What open date is reported to bureaus on authorized user's card?
Most, but not all, credit card issuers report the original card's open date
Ask a question.
Dear Speaking of Credit,
I just read your article “How average credit account age affects your FICO score,” which I found to be very informative and beneficial.
I have had only one credit card (American Express) since 2001, but noticed that some critical institutions, such as the Social Security Administration, asks users to supply Visa, Mastercard or Discover for the enhanced security features on its website.
If I became an authorized user on my spouse’s Visa card, would they use her start date for calculating my new average age, or would it be as of the date I was added as an authorized user? Thanks for your response. – Dex
As more consumers have come to know, an authorized user is someone who has been given permission to use a card account by the primary cardholder.

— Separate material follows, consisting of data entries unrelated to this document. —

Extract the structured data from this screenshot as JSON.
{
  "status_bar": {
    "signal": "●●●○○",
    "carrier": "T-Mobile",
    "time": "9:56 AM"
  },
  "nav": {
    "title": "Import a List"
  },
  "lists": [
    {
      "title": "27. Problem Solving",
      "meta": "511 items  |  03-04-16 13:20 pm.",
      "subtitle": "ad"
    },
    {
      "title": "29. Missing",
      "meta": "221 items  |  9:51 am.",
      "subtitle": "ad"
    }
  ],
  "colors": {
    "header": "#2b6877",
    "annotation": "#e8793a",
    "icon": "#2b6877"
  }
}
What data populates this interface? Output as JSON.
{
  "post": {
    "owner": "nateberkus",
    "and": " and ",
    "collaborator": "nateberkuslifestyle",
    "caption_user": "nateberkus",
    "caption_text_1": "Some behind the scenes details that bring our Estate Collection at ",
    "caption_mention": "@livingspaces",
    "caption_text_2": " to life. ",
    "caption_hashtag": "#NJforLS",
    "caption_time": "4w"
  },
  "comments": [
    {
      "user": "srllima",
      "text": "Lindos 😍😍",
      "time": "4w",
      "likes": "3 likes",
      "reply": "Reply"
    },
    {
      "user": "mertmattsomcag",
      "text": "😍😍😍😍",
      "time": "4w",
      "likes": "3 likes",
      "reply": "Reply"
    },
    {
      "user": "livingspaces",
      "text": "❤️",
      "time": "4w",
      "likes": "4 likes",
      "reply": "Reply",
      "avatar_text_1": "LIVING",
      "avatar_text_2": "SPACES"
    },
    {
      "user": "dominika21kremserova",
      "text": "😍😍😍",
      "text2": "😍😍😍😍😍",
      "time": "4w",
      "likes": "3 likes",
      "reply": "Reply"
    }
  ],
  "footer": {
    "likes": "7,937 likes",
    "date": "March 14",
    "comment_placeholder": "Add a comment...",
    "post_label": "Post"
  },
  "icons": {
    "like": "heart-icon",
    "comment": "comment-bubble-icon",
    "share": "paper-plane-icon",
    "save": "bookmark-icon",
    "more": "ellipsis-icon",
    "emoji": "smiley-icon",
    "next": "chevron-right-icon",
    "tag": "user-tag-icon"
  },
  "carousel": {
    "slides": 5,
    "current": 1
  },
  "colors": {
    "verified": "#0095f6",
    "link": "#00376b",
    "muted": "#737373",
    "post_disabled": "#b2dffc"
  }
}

The authorized user is not responsible to the lender for any debt on the card – even debt incurred by the authorized user. Just as they do for primary users, card companies will report a card held as an authorized user to the credit bureaus in that user’s name, where it will be included in that person’s FICO credit score. (I’ll note VantageScore differences later.)
Open date is key
To your question, most card companies report the original card open date for the authorized user as well as primary users. Beware, however, that some companies, such as Discover, might instead use the date the authorized user was added to the account as the open date.
To be on the safe side, you may want to contact the issuer of your spouse’s Visa card for its policy on reporting open dates for authorized users.
Because a credit card’s open date is used to measure such credit longevity-related calculations as average account age and the ages of your newest and oldest accounts, older open dates can lead to more score points for the authorized user. And by “older” in this instance, we mean the account being added was opened before the oldest existing open date on your credit report.
Yet even if your spouse’s Visa card is not old enough to add points to your score in this way, along with the benefit of having a card more widely accepted than American Express, there are other ways adding this card to your credit report could help your FICO score.
If there are any late payments in your American Express card’s history, adding an authorized user card with a spotless payment record can add credit score points by raising your ratio of good-to-bad accounts.
Adding the authorized user card’s balance and credit limit to the calculations measuring how much available revolving credit you’re using (balance/limit ratio) can help raise your score if your total combined credit utilization drops when your spouse’s card is added.
While generally less important to your score than payment history and utilization, a credit file containing both major types of credit – revolving (credit cards) and installment (loans) – can deliver a few more points than when only one type is present. If your American Express card is of the charge – not credit – card variety, adding this revolving account could help your score in the credit mix department.
FICO 8, FICO 9
For authorized users with “thin” credit files – only one or a few accounts – there can be another concern when anticipating the scoring impact of adding an authorized user card.
This feature was established about 10 years ago by FICO to discourage consumers with little or poor credit history from using authorized user accounts solely for credit repair purposes.
So far we’ve concerned ourselves only with the scoring models provided by FICO, the score used most often by lenders. There is another major company, VantageScore, created by the three major credit bureaus (Equifax, Experian and TransUnion), providing scores to lenders, though to a lesser degree.
Whereas a FICO score includes both positive and negative authorized user account information, VantageScore 3.0, the latest and most used version, ignores negative information found on an authorized user account.
What if instead of using the original open date you learn that your spouse’s Visa card issuer uses the date the authorized user was added as the open date?
Or perhaps you have a stellar credit history on your American Express card and there has been a recent late payment or two on your spouse’s card?
In either case, you may want to rethink adding your name to spouse’s Visa. Instead, consider applying for your own secured or unsecured Visa or Mastercard.
While not necessarily helping your credit score in the short run – though it easily could over time – you will achieve your objective of having a card accepted virtually anywhere while keeping your credit report looking clean.
Meet CreditCards.com's reader Q&A experts
Does a personal finance problem have you worried? Monday through Saturday, CreditCards.com's Q&A experts answer questions from readers. Ask a question, or click on any expert to see their previous answers.
- Should I pay off or close my credit card to get a better mortgage? – Paying off a card can raise your credit score and help you better qualify for a home loan, but closing a card can hurt you ...
- Credit scoring effect of opening vs. closing credit cards – Opening and closing a credit card can both have negative effects on your score – albeit short-lived. The good news is, you don't need to close a card in order to open a new one ...
- How do I remove old negative items from my credit reports? – If negative items appeared on your credit report as a result of ID theft a few years ago, you can still remove them from your reports. Here's how ...